Repeat all entries exactly.

START STORED DATA

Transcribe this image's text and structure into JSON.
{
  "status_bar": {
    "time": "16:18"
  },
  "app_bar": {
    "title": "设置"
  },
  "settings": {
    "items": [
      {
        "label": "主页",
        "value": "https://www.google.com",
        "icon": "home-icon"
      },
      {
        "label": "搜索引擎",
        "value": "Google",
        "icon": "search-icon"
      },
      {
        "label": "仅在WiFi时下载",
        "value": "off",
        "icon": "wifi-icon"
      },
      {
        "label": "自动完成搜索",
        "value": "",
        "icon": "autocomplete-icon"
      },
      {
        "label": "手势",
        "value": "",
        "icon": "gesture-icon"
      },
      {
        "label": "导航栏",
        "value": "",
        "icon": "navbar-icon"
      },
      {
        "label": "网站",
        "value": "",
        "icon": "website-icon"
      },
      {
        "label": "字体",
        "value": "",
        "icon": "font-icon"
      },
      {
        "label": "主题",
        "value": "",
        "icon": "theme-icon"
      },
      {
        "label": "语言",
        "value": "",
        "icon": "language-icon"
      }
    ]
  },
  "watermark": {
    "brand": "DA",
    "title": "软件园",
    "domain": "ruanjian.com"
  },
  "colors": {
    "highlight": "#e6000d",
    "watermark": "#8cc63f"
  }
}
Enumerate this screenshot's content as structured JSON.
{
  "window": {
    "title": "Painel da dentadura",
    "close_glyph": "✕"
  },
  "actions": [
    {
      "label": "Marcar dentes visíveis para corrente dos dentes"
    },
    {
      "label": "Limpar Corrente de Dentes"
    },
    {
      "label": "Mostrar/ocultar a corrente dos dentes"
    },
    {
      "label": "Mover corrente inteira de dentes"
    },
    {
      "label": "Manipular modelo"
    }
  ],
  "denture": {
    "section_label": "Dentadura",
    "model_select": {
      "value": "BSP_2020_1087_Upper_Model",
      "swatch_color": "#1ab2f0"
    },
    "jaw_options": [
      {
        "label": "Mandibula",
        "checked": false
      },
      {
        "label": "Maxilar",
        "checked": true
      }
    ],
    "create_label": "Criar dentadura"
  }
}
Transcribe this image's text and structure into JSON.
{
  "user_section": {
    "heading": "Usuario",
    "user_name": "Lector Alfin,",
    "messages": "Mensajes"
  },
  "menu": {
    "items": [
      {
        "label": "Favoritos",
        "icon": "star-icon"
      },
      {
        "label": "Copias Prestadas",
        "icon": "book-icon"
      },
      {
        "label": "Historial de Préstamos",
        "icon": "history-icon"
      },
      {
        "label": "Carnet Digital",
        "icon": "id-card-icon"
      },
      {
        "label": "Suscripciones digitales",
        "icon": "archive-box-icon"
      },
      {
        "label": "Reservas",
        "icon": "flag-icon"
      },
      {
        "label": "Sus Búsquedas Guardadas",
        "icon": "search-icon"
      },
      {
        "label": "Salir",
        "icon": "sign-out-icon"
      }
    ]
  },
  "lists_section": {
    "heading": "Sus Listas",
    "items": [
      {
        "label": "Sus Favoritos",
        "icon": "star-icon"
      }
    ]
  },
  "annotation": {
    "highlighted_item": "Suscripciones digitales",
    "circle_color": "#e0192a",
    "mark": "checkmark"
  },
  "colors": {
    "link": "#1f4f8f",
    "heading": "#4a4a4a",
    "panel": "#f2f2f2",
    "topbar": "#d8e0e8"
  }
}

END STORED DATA

WRITTEN RESPONSE:
Transcribe this image's text and structure into JSON.
{
  "status_bar": {
    "time": "16:18"
  },
  "app_bar": {
    "title": "设置"
  },
  "settings": {
    "items": [
      {
        "label": "主页",
        "value": "https://www.google.com",
        "icon": "home-icon"
      },
      {
        "label": "搜索引擎",
        "value": "Google",
        "icon": "search-icon"
      },
      {
        "label": "仅在WiFi时下载",
        "value": "off",
        "icon": "wifi-icon"
      },
      {
        "label": "自动完成搜索",
        "value": "",
        "icon": "autocomplete-icon"
      },
      {
        "label": "手势",
        "value": "",
        "icon": "gesture-icon"
      },
      {
        "label": "导航栏",
        "value": "",
        "icon": "navbar-icon"
      },
      {
        "label": "网站",
        "value": "",
        "icon": "website-icon"
      },
      {
        "label": "字体",
        "value": "",
        "icon": "font-icon"
      },
      {
        "label": "主题",
        "value": "",
        "icon": "theme-icon"
      },
      {
        "label": "语言",
        "value": "",
        "icon": "language-icon"
      }
    ]
  },
  "watermark": {
    "brand": "DA",
    "title": "软件园",
    "domain": "ruanjian.com"
  },
  "colors": {
    "highlight": "#e6000d",
    "watermark": "#8cc63f"
  }
}
Enumerate this screenshot's content as structured JSON.
{
  "window": {
    "title": "Painel da dentadura",
    "close_glyph": "✕"
  },
  "actions": [
    {
      "label": "Marcar dentes visíveis para corrente dos dentes"
    },
    {
      "label": "Limpar Corrente de Dentes"
    },
    {
      "label": "Mostrar/ocultar a corrente dos dentes"
    },
    {
      "label": "Mover corrente inteira de dentes"
    },
    {
      "label": "Manipular modelo"
    }
  ],
  "denture": {
    "section_label": "Dentadura",
    "model_select": {
      "value": "BSP_2020_1087_Upper_Model",
      "swatch_color": "#1ab2f0"
    },
    "jaw_options": [
      {
        "label": "Mandibula",
        "checked": false
      },
      {
        "label": "Maxilar",
        "checked": true
      }
    ],
    "create_label": "Criar dentadura"
  }
}
Transcribe this image's text and structure into JSON.
{
  "user_section": {
    "heading": "Usuario",
    "user_name": "Lector Alfin,",
    "messages": "Mensajes"
  },
  "menu": {
    "items": [
      {
        "label": "Favoritos",
        "icon": "star-icon"
      },
      {
        "label": "Copias Prestadas",
        "icon": "book-icon"
      },
      {
        "label": "Historial de Préstamos",
        "icon": "history-icon"
      },
      {
        "label": "Carnet Digital",
        "icon": "id-card-icon"
      },
      {
        "label": "Suscripciones digitales",
        "icon": "archive-box-icon"
      },
      {
        "label": "Reservas",
        "icon": "flag-icon"
      },
      {
        "label": "Sus Búsquedas Guardadas",
        "icon": "search-icon"
      },
      {
        "label": "Salir",
        "icon": "sign-out-icon"
      }
    ]
  },
  "lists_section": {
    "heading": "Sus Listas",
    "items": [
      {
        "label": "Sus Favoritos",
        "icon": "star-icon"
      }
    ]
  },
  "annotation": {
    "highlighted_item": "Suscripciones digitales",
    "circle_color": "#e0192a",
    "mark": "checkmark"
  },
  "colors": {
    "link": "#1f4f8f",
    "heading": "#4a4a4a",
    "panel": "#f2f2f2",
    "topbar": "#d8e0e8"
  }
}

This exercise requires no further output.